According to passengers, Osbon was shouting and attempting to re-enter the locked cockpit when several passengers physically restrained him until the flight landed. The pilot of twelve years was treated for what has been described as a “medical situation” and was taken into federal custody and charged with “interfering with crew-member instructions.”
JetBlue has suspended Osbon from flying pending further investigation. However, this incident raises questions about pilots' mental and physical fitness as well as passengers' safety when a captain and first officer are behind locked and protective cockpit doors.
"This is somewhat of a one-off," said John Cox, president of Safety Operation Systems. "Crew member incapacitation happens, usually its food poisoning or something like that, but the procedures that the crews use to deal with it were founded in this incapacitated crew member and crew resource management. So it shows the system worked the way it was intended to."
Cox goes on to say that in the post-9/11 world, airlines have realized the value of passengers to help thwart any confrontation that arises in mid-air. In this incident, passengers took action to restrain the upset pilot until the remaining pilot could safely ground the plane.
"Flight crews recognize that utilizing passengers as an additional asset to help subdue someone who may create a problem for the flight is an appropriate way to handle it," said Cox. "The best security we have on board the airplane are the passengers."
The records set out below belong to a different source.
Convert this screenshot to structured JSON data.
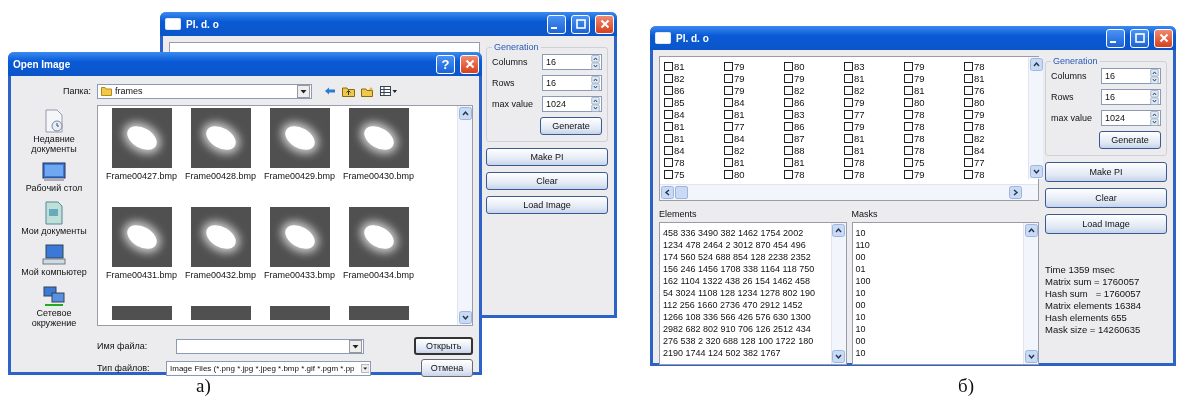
{
  "figure_a": {
    "main_window": {
      "title": "PI. d. o",
      "generation": {
        "title": "Generation",
        "fields": [
          {
            "label": "Columns",
            "value": "16"
          },
          {
            "label": "Rows",
            "value": "16"
          },
          {
            "label": "max value",
            "value": "1024"
          }
        ],
        "button": "Generate"
      },
      "buttons": [
        "Make PI",
        "Clear",
        "Load Image"
      ]
    },
    "open_dialog": {
      "title": "Open Image",
      "help": "?",
      "folder_label": "Папка:",
      "folder": "frames",
      "places": [
        {
          "kind": "recent",
          "label": "Недавние документы"
        },
        {
          "kind": "desktop",
          "label": "Рабочий стол"
        },
        {
          "kind": "documents",
          "label": "Мои документы"
        },
        {
          "kind": "computer",
          "label": "Мой компьютер"
        },
        {
          "kind": "network",
          "label": "Сетевое окружение"
        }
      ],
      "files": [
        {
          "kind": "thumbnail",
          "name": "Frame00427.bmp"
        },
        {
          "kind": "thumbnail",
          "name": "Frame00428.bmp"
        },
        {
          "kind": "thumbnail",
          "name": "Frame00429.bmp"
        },
        {
          "kind": "thumbnail",
          "name": "Frame00430.bmp"
        },
        {
          "kind": "thumbnail",
          "name": "Frame00431.bmp"
        },
        {
          "kind": "thumbnail",
          "name": "Frame00432.bmp"
        },
        {
          "kind": "thumbnail",
          "name": "Frame00433.bmp"
        },
        {
          "kind": "thumbnail",
          "name": "Frame00434.bmp"
        },
        {
          "kind": "cut-off"
        },
        {
          "kind": "cut-off"
        },
        {
          "kind": "cut-off"
        },
        {
          "kind": "cut-off"
        }
      ],
      "file_name_label": "Имя файла:",
      "file_type_label": "Тип файлов:",
      "file_type": "Image Files (*.png *.jpg *.jpeg *.bmp *.gif *.pgm *.pp",
      "buttons": [
        "Открыть",
        "Отмена"
      ]
    },
    "caption": "а)"
  },
  "figure_b": {
    "main_window": {
      "title": "PI. d. o",
      "grid": [
        [
          {
            "value": "81",
            "checked": false
          },
          {
            "value": "79",
            "checked": false
          },
          {
            "value": "80",
            "checked": false
          },
          {
            "value": "83",
            "checked": false
          },
          {
            "value": "79",
            "checked": false
          },
          {
            "value": "78",
            "checked": false
          }
        ],
        [
          {
            "value": "82",
            "checked": false
          },
          {
            "value": "79",
            "checked": false
          },
          {
            "value": "79",
            "checked": false
          },
          {
            "value": "81",
            "checked": false
          },
          {
            "value": "79",
            "checked": false
          },
          {
            "value": "81",
            "checked": false
          }
        ],
        [
          {
            "value": "86",
            "checked": false
          },
          {
            "value": "79",
            "checked": false
          },
          {
            "value": "82",
            "checked": false
          },
          {
            "value": "82",
            "checked": false
          },
          {
            "value": "81",
            "checked": false
          },
          {
            "value": "76",
            "checked": false
          }
        ],
        [
          {
            "value": "85",
            "checked": false
          },
          {
            "value": "84",
            "checked": false
          },
          {
            "value": "86",
            "checked": false
          },
          {
            "value": "79",
            "checked": false
          },
          {
            "value": "80",
            "checked": false
          },
          {
            "value": "80",
            "checked": false
          }
        ],
        [
          {
            "value": "84",
            "checked": false
          },
          {
            "value": "81",
            "checked": false
          },
          {
            "value": "83",
            "checked": false
          },
          {
            "value": "77",
            "checked": false
          },
          {
            "value": "78",
            "checked": false
          },
          {
            "value": "79",
            "checked": false
          }
        ],
        [
          {
            "value": "81",
            "checked": false
          },
          {
            "value": "77",
            "checked": false
          },
          {
            "value": "86",
            "checked": false
          },
          {
            "value": "79",
            "checked": false
          },
          {
            "value": "78",
            "checked": false
          },
          {
            "value": "78",
            "checked": false
          }
        ],
        [
          {
            "value": "81",
            "checked": false
          },
          {
            "value": "84",
            "checked": false
          },
          {
            "value": "87",
            "checked": false
          },
          {
            "value": "81",
            "checked": false
          },
          {
            "value": "78",
            "checked": false
          },
          {
            "value": "82",
            "checked": false
          }
        ],
        [
          {
            "value": "84",
            "checked": false
          },
          {
            "value": "82",
            "checked": false
          },
          {
            "value": "88",
            "checked": false
          },
          {
            "value": "81",
            "checked": false
          },
          {
            "value": "78",
            "checked": false
          },
          {
            "value": "84",
            "checked": false
          }
        ],
        [
          {
            "value": "78",
            "checked": false
          },
          {
            "value": "81",
            "checked": false
          },
          {
            "value": "81",
            "checked": false
          },
          {
            "value": "78",
            "checked": false
          },
          {
            "value": "75",
            "checked": false
          },
          {
            "value": "77",
            "checked": false
          }
        ],
        [
          {
            "value": "75",
            "checked": false
          },
          {
            "value": "80",
            "checked": false
          },
          {
            "value": "78",
            "checked": false
          },
          {
            "value": "78",
            "checked": false
          },
          {
            "value": "79",
            "checked": false
          },
          {
            "value": "78",
            "checked": false
          }
        ]
      ],
      "elements_label": "Elements",
      "elements": [
        "458 336 3490 382 1462 1754 2002",
        "1234 478 2464 2 3012 870 454 496",
        "174 560 524 688 854 128 2238 2352",
        "156 246 1456 1708 338 1164 118 750",
        "162 1104 1322 438 26 154 1462 458",
        "54 3024 1108 128 1234 1278 802 190",
        "112 256 1660 2736 470 2912 1452",
        "1266 108 336 566 426 576 630 1300",
        "2982 682 802 910 706 126 2512 434",
        "276 538 2 320 688 128 100 1722 180",
        "2190 1744 124 502 382 1767"
      ],
      "masks_label": "Masks",
      "masks": [
        "10",
        "110",
        "00",
        "01",
        "100",
        "10",
        "00",
        "10",
        "10",
        "00",
        "10"
      ],
      "generation": {
        "title": "Generation",
        "fields": [
          {
            "label": "Columns",
            "value": "16"
          },
          {
            "label": "Rows",
            "value": "16"
          },
          {
            "label": "max value",
            "value": "1024"
          }
        ],
        "button": "Generate"
      },
      "buttons": [
        "Make PI",
        "Clear",
        "Load Image"
      ],
      "stats": [
        "Time 1359 msec",
        "Matrix sum = 1760057",
        "Hash sum   = 1760057",
        "Matrix elements 16384",
        "Hash elements 655",
        "Mask size = 14260635"
      ]
    },
    "caption": "б)"
  }
}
Still, even though this incident was undoubtedly terrifying for the passengers on the plane, it's an extremely rare occurrence for a pilot of be rendered incapacitated on a flight. "Your odds of this happening on a flight are less than your odds of winning a PowerBall on any given day," said Dave Funk, retired airline captain and aviation consultant.
Funk also says that the rigorous physical test pilots must pass to be hired by airlines plus the added self-regulation that occurs amongst fellow airline employees help flag possible issues that can arise.
"The entire process to become a pilot at an airline, you jump through a lot of hoops, you do the MMPI at almost every carrier, you go through a psychological evaluation," said Funk. "My initial hiring at Northwest Airlines in 1987, I had a 2-day-long physical. That's not something where you can hide what your overall state is."
If you were a passenger on a flight on which the pilot had a mental breakdown, how would you react? Does this incident make you less willing to fly?
John Cox, president, Safety Operation Systems
Dave Funk, retired Northwest Airlines captain; aviation consultant, Laird & Associates